"Loonie" sounds rather silly, but it's actually the common word used when talking about the Canadian $1 coin. One side of the coin has Queen Elizabeth II on it, and the other has a loon — the bird (hence the name). But if you want to refer to the $2 coin, you'd use the word "toonie" instead. Counting money would be fun with these names: "I have three loonies and a toonie, and that's all, folks!"


Disclaimer: "Mickey" in Canada does not refer to the mouse. If you hear Canadians talking about a "mickey," they're referring to a small bottle of alcohol, usually about 13 ounces — definitely not the iconic Disney character.

“Molson Muscle”

Molson is the name of a popular Canadian beer, so it makes sense that a beer belly would be referred to as a "Molson muscle." And it certainly sounds nicer to call it a muscle than just the belly fat you can't seem to work off. 


The standard term to use when referring to a carbonated beverage is soda, but Canadians call the drink "pop." This one may not come as much of a surprise since many people in the Midwest use the term, as well, but to us soda-drinkers, "pop" will never sound right

“Tim Hortons Is Better”

Canadians sure love their Tim Hortons, so don't bother arguing with them that any other coffee shop is better. Seriously, don't you dare try telling them Starbucks or Dunkin' Donuts deserves consideration... you will lose that battle. 
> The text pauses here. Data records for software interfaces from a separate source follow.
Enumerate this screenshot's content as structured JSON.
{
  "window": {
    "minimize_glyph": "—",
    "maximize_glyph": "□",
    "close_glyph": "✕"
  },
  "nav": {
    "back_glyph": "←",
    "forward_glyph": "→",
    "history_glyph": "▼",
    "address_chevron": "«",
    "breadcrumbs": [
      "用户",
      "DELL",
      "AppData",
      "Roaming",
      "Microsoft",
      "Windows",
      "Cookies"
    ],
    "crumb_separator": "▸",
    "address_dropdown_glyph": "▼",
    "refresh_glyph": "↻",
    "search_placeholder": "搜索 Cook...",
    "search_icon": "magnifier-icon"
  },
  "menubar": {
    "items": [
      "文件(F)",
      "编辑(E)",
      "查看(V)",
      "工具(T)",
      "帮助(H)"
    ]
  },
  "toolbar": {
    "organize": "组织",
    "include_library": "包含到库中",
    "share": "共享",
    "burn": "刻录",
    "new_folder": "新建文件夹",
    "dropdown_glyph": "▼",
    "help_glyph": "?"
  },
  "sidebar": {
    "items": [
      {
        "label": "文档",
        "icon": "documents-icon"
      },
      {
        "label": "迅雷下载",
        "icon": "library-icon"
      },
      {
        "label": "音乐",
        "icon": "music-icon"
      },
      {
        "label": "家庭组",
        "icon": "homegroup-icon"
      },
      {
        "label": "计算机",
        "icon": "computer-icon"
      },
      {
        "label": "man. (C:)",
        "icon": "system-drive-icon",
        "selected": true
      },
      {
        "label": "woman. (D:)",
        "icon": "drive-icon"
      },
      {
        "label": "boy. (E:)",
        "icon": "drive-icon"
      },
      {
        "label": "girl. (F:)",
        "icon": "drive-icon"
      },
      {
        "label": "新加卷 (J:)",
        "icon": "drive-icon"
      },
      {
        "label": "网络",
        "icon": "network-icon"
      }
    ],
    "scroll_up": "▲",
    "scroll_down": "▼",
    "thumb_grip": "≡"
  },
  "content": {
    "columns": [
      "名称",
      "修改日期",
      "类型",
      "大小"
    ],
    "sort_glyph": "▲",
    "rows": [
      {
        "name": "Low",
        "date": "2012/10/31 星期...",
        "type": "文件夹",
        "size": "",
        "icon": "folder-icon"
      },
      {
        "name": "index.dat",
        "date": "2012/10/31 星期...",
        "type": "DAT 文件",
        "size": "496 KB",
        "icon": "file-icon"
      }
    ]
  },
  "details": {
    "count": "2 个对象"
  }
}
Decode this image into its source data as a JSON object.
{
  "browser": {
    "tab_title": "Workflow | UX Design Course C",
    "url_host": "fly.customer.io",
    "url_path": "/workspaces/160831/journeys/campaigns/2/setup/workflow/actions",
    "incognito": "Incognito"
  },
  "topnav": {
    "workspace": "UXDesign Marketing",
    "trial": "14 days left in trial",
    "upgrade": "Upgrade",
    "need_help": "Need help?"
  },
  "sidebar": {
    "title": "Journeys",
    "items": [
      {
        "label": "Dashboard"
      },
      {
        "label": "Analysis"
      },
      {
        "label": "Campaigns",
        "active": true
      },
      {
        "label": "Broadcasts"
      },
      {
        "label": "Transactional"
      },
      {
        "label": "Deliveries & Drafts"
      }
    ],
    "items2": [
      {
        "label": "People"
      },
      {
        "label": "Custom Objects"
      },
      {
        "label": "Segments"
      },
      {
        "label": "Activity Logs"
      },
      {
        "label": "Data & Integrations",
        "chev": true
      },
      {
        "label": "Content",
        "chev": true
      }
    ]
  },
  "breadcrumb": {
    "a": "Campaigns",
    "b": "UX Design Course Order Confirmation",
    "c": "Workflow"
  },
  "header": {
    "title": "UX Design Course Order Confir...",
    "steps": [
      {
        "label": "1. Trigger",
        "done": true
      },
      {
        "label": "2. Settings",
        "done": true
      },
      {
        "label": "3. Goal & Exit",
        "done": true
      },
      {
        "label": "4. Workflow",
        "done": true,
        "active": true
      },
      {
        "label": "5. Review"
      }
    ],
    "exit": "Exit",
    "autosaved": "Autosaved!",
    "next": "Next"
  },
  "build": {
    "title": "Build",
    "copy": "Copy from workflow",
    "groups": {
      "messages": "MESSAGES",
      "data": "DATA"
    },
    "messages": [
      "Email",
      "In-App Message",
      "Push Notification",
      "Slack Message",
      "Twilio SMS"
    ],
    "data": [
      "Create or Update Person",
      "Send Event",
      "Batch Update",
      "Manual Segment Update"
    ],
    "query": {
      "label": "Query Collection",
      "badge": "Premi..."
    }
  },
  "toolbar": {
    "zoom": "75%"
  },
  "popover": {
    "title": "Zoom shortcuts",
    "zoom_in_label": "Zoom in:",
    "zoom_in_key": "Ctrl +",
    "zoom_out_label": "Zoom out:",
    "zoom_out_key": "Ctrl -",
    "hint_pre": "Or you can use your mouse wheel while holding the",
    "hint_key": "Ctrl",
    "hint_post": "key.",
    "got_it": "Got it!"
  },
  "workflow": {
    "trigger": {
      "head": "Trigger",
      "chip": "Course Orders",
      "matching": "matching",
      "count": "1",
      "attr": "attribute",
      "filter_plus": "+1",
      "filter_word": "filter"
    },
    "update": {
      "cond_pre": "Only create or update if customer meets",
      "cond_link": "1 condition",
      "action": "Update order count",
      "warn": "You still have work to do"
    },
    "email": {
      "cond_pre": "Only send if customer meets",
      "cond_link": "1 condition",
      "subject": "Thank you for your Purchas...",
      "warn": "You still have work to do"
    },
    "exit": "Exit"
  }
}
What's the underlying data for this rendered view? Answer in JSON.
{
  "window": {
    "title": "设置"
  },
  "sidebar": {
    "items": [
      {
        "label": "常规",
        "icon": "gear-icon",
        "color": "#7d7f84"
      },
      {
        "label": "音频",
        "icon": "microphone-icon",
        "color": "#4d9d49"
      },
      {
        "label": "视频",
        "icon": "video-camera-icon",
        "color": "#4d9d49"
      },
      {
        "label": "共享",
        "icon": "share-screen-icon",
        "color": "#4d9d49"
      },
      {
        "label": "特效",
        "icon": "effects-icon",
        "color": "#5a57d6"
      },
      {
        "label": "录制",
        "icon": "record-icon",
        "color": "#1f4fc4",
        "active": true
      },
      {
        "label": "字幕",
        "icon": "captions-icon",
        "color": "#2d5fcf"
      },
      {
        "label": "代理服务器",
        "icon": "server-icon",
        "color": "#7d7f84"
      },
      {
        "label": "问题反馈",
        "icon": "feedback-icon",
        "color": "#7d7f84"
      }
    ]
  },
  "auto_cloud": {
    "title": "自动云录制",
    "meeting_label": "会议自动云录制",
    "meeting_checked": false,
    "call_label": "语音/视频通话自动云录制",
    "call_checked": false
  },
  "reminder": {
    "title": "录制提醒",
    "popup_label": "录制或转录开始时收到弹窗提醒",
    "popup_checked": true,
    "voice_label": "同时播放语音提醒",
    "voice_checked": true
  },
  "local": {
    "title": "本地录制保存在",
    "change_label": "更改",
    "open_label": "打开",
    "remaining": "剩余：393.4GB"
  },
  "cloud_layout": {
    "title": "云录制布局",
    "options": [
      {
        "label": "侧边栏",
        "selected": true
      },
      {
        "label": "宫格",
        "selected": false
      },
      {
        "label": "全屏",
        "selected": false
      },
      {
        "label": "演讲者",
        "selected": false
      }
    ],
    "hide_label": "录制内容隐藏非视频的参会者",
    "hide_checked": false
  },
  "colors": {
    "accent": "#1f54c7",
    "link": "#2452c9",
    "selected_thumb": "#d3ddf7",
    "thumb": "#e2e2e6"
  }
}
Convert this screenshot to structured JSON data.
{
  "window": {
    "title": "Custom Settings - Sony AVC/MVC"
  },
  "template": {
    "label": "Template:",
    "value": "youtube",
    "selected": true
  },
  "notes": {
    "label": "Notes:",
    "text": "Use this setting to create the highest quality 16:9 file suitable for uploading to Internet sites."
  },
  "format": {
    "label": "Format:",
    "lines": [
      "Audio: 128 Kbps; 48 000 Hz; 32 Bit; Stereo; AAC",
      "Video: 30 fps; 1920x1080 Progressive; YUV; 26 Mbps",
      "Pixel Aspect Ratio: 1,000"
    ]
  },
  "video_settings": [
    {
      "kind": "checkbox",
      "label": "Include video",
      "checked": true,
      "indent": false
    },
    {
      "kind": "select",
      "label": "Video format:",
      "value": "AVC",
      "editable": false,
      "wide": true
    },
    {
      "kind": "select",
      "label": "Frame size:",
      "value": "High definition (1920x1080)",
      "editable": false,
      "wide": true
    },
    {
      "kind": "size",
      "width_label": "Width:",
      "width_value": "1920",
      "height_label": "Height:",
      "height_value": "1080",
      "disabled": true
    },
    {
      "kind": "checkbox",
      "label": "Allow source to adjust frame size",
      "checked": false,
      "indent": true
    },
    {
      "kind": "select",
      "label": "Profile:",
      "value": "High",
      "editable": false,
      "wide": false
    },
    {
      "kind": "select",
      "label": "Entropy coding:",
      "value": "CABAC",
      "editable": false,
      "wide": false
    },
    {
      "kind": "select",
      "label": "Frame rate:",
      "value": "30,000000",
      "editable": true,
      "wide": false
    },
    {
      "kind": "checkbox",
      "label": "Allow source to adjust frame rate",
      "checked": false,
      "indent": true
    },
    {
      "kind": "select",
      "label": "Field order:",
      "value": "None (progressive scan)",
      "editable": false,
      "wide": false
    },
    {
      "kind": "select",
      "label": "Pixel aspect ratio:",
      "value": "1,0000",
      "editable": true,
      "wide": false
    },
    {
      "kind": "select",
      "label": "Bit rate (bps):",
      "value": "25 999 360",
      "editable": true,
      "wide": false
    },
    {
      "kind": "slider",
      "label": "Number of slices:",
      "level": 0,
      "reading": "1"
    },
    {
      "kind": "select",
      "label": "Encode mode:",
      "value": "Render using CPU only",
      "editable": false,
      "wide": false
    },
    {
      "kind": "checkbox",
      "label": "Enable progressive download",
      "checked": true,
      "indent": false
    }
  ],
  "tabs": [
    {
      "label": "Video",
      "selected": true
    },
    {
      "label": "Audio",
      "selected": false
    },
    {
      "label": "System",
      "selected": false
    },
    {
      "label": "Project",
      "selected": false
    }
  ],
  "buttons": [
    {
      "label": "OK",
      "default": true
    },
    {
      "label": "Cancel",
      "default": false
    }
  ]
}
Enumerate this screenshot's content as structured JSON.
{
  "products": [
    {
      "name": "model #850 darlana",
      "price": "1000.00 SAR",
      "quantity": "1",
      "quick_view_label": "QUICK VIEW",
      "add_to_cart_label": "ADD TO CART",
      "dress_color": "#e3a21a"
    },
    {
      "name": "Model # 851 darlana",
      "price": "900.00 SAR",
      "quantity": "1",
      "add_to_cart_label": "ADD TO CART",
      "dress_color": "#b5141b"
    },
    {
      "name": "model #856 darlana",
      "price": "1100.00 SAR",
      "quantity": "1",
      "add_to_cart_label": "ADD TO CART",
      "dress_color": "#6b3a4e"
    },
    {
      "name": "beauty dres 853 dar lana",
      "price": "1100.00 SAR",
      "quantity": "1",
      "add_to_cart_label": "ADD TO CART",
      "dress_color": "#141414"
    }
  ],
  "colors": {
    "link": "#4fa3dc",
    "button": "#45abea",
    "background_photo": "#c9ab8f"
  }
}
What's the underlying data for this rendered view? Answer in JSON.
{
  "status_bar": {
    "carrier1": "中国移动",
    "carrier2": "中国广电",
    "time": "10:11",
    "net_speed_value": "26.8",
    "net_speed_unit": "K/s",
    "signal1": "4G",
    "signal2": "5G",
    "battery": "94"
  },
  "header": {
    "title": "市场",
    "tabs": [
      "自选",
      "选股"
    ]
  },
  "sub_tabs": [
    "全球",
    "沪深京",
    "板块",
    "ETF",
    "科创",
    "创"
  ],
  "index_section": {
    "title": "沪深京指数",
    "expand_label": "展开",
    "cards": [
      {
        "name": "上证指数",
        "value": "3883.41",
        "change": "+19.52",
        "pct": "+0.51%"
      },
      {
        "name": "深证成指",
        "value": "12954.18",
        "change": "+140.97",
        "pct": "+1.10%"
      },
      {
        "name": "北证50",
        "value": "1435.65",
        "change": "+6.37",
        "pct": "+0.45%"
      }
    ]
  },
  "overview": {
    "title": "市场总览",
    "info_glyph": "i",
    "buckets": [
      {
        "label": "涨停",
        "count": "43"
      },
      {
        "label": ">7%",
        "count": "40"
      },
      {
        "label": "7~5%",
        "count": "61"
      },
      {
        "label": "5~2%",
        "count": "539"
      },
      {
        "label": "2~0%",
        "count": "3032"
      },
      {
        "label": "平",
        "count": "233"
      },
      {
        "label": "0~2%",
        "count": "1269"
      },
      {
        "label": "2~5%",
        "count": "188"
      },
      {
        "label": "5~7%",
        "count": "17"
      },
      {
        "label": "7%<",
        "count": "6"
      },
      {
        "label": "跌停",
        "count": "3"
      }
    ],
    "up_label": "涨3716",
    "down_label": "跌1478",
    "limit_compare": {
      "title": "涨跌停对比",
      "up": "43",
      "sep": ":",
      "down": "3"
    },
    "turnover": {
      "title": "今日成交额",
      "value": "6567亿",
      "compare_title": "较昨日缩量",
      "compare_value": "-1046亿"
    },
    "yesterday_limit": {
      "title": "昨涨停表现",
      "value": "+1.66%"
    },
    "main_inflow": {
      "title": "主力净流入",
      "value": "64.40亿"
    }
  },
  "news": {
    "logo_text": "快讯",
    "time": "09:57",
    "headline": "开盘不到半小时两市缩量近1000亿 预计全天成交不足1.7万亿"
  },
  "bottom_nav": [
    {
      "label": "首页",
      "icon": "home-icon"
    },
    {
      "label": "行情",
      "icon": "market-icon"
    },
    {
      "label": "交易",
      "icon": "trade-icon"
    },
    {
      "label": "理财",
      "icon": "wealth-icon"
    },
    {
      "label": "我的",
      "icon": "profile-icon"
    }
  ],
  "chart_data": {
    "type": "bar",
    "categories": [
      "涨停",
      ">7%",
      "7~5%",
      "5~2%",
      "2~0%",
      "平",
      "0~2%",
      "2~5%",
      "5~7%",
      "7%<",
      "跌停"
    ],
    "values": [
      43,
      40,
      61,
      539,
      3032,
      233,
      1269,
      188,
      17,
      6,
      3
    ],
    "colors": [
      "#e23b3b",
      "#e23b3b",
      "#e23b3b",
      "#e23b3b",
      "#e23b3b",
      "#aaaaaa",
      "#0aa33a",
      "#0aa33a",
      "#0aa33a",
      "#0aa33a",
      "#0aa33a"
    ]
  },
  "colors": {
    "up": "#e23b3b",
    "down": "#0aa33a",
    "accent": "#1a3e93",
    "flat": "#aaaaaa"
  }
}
Derived from the French word toque, or "hat," "tuque" is now used in Canada to mean a knit cap, like a beanie. 


Although not necessarily easier or quicker than just saying the number 24, Canadians will say "two-four" when talking about a 24-pack of beer. So if you're ever throwing a party in Canada, make sure to pick up a two-four or two.